> [WHAT TO WORK ON] Without changing a word, return the listing below, minus its images.

> [RECORDS SUPPLIED]

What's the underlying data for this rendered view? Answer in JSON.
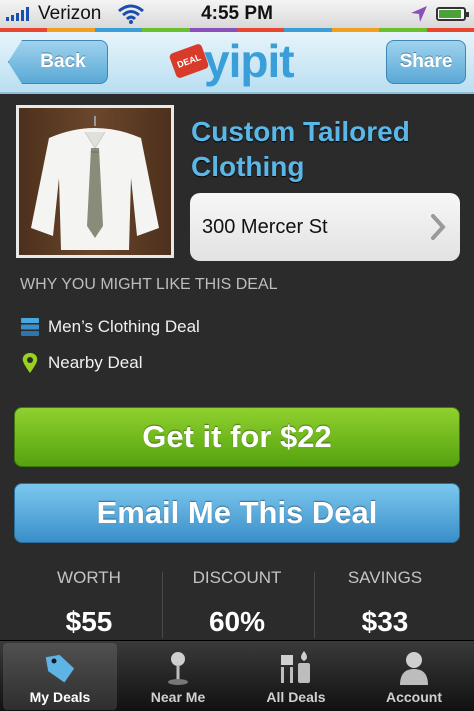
{
  "status_bar": {
    "carrier": "Verizon",
    "time": "4:55 PM",
    "battery_level": 0.85
  },
  "stripe_colors": [
    "#e8462e",
    "#f0a020",
    "#3a9fd8",
    "#6bbf2a",
    "#8a4fb8",
    "#e8462e",
    "#3a9fd8",
    "#f0a020",
    "#6bbf2a",
    "#e8462e"
  ],
  "header": {
    "back_label": "Back",
    "share_label": "Share",
    "logo_text": "yipit",
    "logo_tag": "DEAL"
  },
  "deal": {
    "title": "Custom Tailored Clothing",
    "address": "300 Mercer St",
    "why_heading": "WHY YOU MIGHT LIKE THIS DEAL",
    "reasons": [
      {
        "label": "Men’s Clothing Deal",
        "icon": "stack-icon"
      },
      {
        "label": "Nearby Deal",
        "icon": "map-pin-icon"
      }
    ],
    "buy_label": "Get it for $22",
    "email_label": "Email Me This Deal",
    "stats": [
      {
        "label": "WORTH",
        "value": "$55"
      },
      {
        "label": "DISCOUNT",
        "value": "60%"
      },
      {
        "label": "SAVINGS",
        "value": "$33"
      }
    ]
  },
  "tabs": [
    {
      "label": "My Deals",
      "icon": "tag-icon",
      "active": true
    },
    {
      "label": "Near Me",
      "icon": "pin-icon",
      "active": false
    },
    {
      "label": "All Deals",
      "icon": "deals-icon",
      "active": false
    },
    {
      "label": "Account",
      "icon": "person-icon",
      "active": false
    }
  ],
  "colors": {
    "accent_blue": "#5bb7e8",
    "buy_green": "#6ab51c",
    "background": "#2b2b2b"
  }
}
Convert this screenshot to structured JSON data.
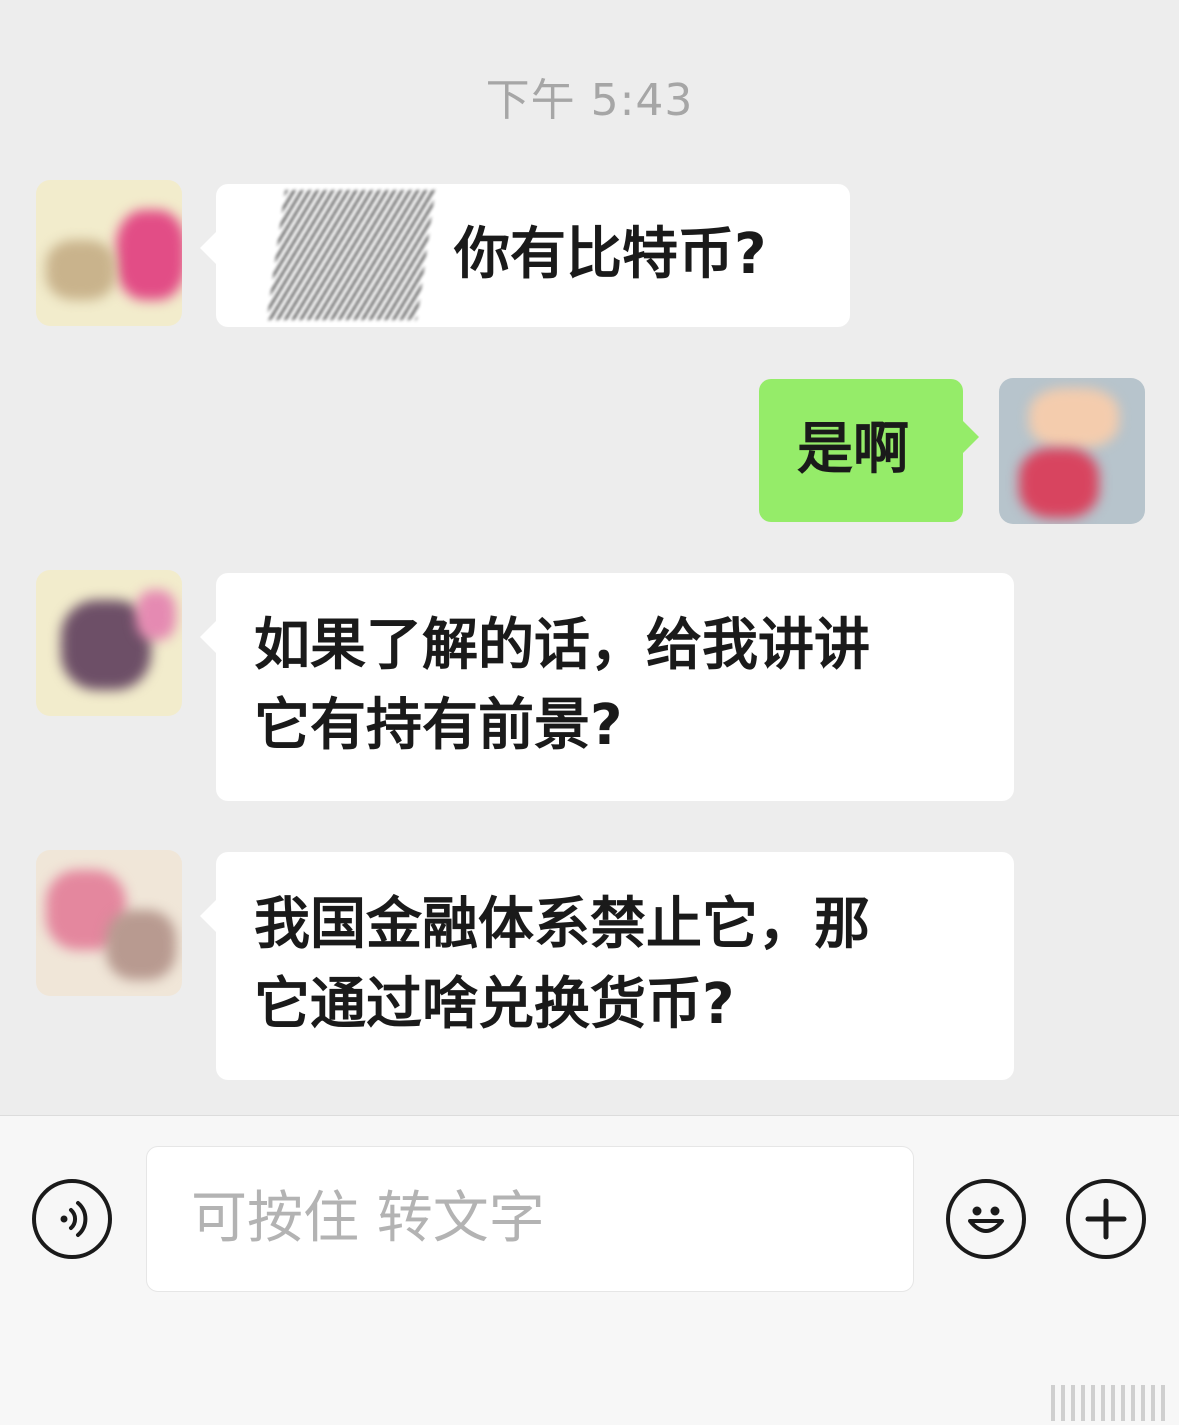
{
  "chat": {
    "timestamp": "下午 5:43",
    "messages": [
      {
        "side": "left",
        "lines": [
          "你有比特币?"
        ]
      },
      {
        "side": "right",
        "lines": [
          "是啊"
        ]
      },
      {
        "side": "left",
        "lines": [
          "如果了解的话，给我讲讲",
          "它有持有前景?"
        ]
      },
      {
        "side": "left",
        "lines": [
          "我国金融体系禁止它，那",
          "它通过啥兑换货币?"
        ]
      }
    ]
  },
  "input_bar": {
    "placeholder": "可按住 转文字",
    "icons": [
      "voice-icon",
      "emoji-icon",
      "plus-icon"
    ]
  },
  "colors": {
    "chat_background": "#ededed",
    "incoming_bubble": "#ffffff",
    "outgoing_bubble": "#95ec69",
    "timestamp_text": "#a6a6a6"
  }
}
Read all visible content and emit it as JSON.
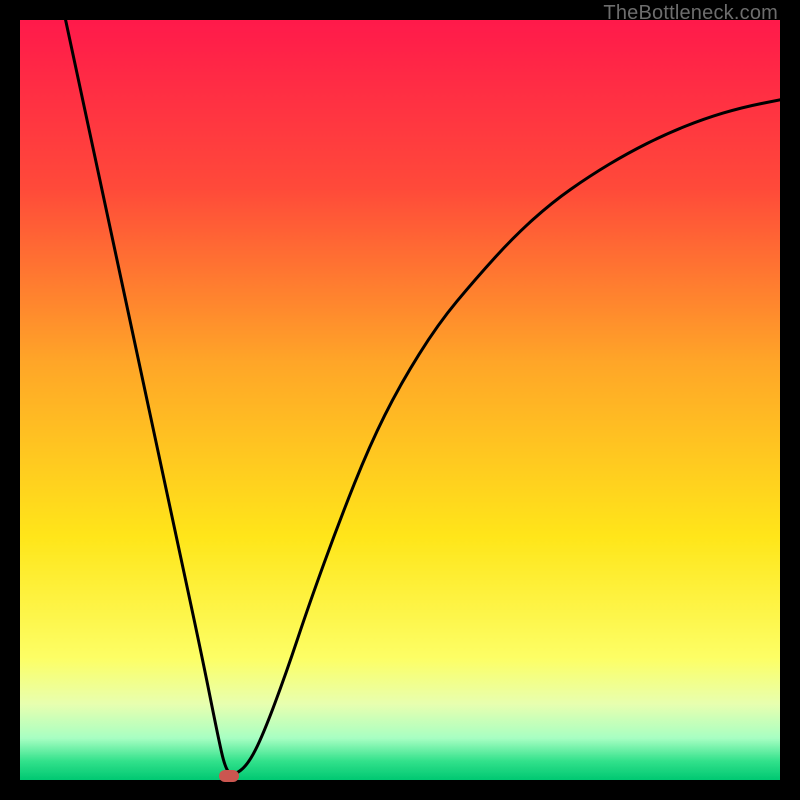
{
  "watermark": "TheBottleneck.com",
  "chart_data": {
    "type": "line",
    "title": "",
    "xlabel": "",
    "ylabel": "",
    "xlim": [
      0,
      100
    ],
    "ylim": [
      0,
      100
    ],
    "grid": false,
    "legend": false,
    "background_gradient": {
      "stops": [
        {
          "t": 0.0,
          "color": "#ff1a4b"
        },
        {
          "t": 0.22,
          "color": "#ff4a3a"
        },
        {
          "t": 0.45,
          "color": "#ffa628"
        },
        {
          "t": 0.68,
          "color": "#ffe61a"
        },
        {
          "t": 0.84,
          "color": "#fdff66"
        },
        {
          "t": 0.9,
          "color": "#e8ffb0"
        },
        {
          "t": 0.945,
          "color": "#a8ffc3"
        },
        {
          "t": 0.975,
          "color": "#33e28c"
        },
        {
          "t": 1.0,
          "color": "#00c872"
        }
      ]
    },
    "series": [
      {
        "name": "bottleneck-curve",
        "color": "#000000",
        "x": [
          6,
          9,
          12,
          15,
          18,
          21,
          24,
          26,
          27,
          28,
          30,
          32,
          35,
          38,
          42,
          46,
          50,
          55,
          60,
          65,
          70,
          75,
          80,
          85,
          90,
          95,
          100
        ],
        "y": [
          100,
          86,
          72,
          58,
          44,
          30,
          16,
          6,
          1.5,
          0.5,
          2,
          6,
          14,
          23,
          34,
          44,
          52,
          60,
          66,
          71.5,
          76,
          79.5,
          82.5,
          85,
          87,
          88.5,
          89.5
        ]
      }
    ],
    "marker": {
      "name": "optimal-point",
      "x": 27.5,
      "y": 0.5,
      "color": "#cb5650"
    }
  }
}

> [TASK OUTPUT]
What's the underlying data for this rendered view? Answer in JSON.
{
  "status_bar": {
    "carrier": "Verizon",
    "time": "4:55 PM",
    "battery_level": 0.85
  },
  "stripe_colors": [
    "#e8462e",
    "#f0a020",
    "#3a9fd8",
    "#6bbf2a",
    "#8a4fb8",
    "#e8462e",
    "#3a9fd8",
    "#f0a020",
    "#6bbf2a",
    "#e8462e"
  ],
  "header": {
    "back_label": "Back",
    "share_label": "Share",
    "logo_text": "yipit",
    "logo_tag": "DEAL"
  },
  "deal": {
    "title": "Custom Tailored Clothing",
    "address": "300 Mercer St",
    "why_heading": "WHY YOU MIGHT LIKE THIS DEAL",
    "reasons": [
      {
        "label": "Men’s Clothing Deal",
        "icon": "stack-icon"
      },
      {
        "label": "Nearby Deal",
        "icon": "map-pin-icon"
      }
    ],
    "buy_label": "Get it for $22",
    "email_label": "Email Me This Deal",
    "stats": [
      {
        "label": "WORTH",
        "value": "$55"
      },
      {
        "label": "DISCOUNT",
        "value": "60%"
      },
      {
        "label": "SAVINGS",
        "value": "$33"
      }
    ]
  },
  "tabs": [
    {
      "label": "My Deals",
      "icon": "tag-icon",
      "active": true
    },
    {
      "label": "Near Me",
      "icon": "pin-icon",
      "active": false
    },
    {
      "label": "All Deals",
      "icon": "deals-icon",
      "active": false
    },
    {
      "label": "Account",
      "icon": "person-icon",
      "active": false
    }
  ],
  "colors": {
    "accent_blue": "#5bb7e8",
    "buy_green": "#6ab51c",
    "background": "#2b2b2b"
  }
}
Convert this screenshot to structured JSON data.
{
  "chat": {
    "timestamp": "下午 5:43",
    "messages": [
      {
        "side": "left",
        "lines": [
          "你有比特币?"
        ]
      },
      {
        "side": "right",
        "lines": [
          "是啊"
        ]
      },
      {
        "side": "left",
        "lines": [
          "如果了解的话，给我讲讲",
          "它有持有前景?"
        ]
      },
      {
        "side": "left",
        "lines": [
          "我国金融体系禁止它，那",
          "它通过啥兑换货币?"
        ]
      }
    ]
  },
  "input_bar": {
    "placeholder": "可按住 转文字",
    "icons": [
      "voice-icon",
      "emoji-icon",
      "plus-icon"
    ]
  },
  "colors": {
    "chat_background": "#ededed",
    "incoming_bubble": "#ffffff",
    "outgoing_bubble": "#95ec69",
    "timestamp_text": "#a6a6a6"
  }
}
Read all visible content and emit it as JSON.
{
  "watermark": "TheBottleneck.com",
  "chart_data": {
    "type": "line",
    "title": "",
    "xlabel": "",
    "ylabel": "",
    "xlim": [
      0,
      100
    ],
    "ylim": [
      0,
      100
    ],
    "grid": false,
    "legend": false,
    "background_gradient": {
      "stops": [
        {
          "t": 0.0,
          "color": "#ff1a4b"
        },
        {
          "t": 0.22,
          "color": "#ff4a3a"
        },
        {
          "t": 0.45,
          "color": "#ffa628"
        },
        {
          "t": 0.68,
          "color": "#ffe61a"
        },
        {
          "t": 0.84,
          "color": "#fdff66"
        },
        {
          "t": 0.9,
          "color": "#e8ffb0"
        },
        {
          "t": 0.945,
          "color": "#a8ffc3"
        },
        {
          "t": 0.975,
          "color": "#33e28c"
        },
        {
          "t": 1.0,
          "color": "#00c872"
        }
      ]
    },
    "series": [
      {
        "name": "bottleneck-curve",
        "color": "#000000",
        "x": [
          6,
          9,
          12,
          15,
          18,
          21,
          24,
          26,
          27,
          28,
          30,
          32,
          35,
          38,
          42,
          46,
          50,
          55,
          60,
          65,
          70,
          75,
          80,
          85,
          90,
          95,
          100
        ],
        "y": [
          100,
          86,
          72,
          58,
          44,
          30,
          16,
          6,
          1.5,
          0.5,
          2,
          6,
          14,
          23,
          34,
          44,
          52,
          60,
          66,
          71.5,
          76,
          79.5,
          82.5,
          85,
          87,
          88.5,
          89.5
        ]
      }
    ],
    "marker": {
      "name": "optimal-point",
      "x": 27.5,
      "y": 0.5,
      "color": "#cb5650"
    }
  }
}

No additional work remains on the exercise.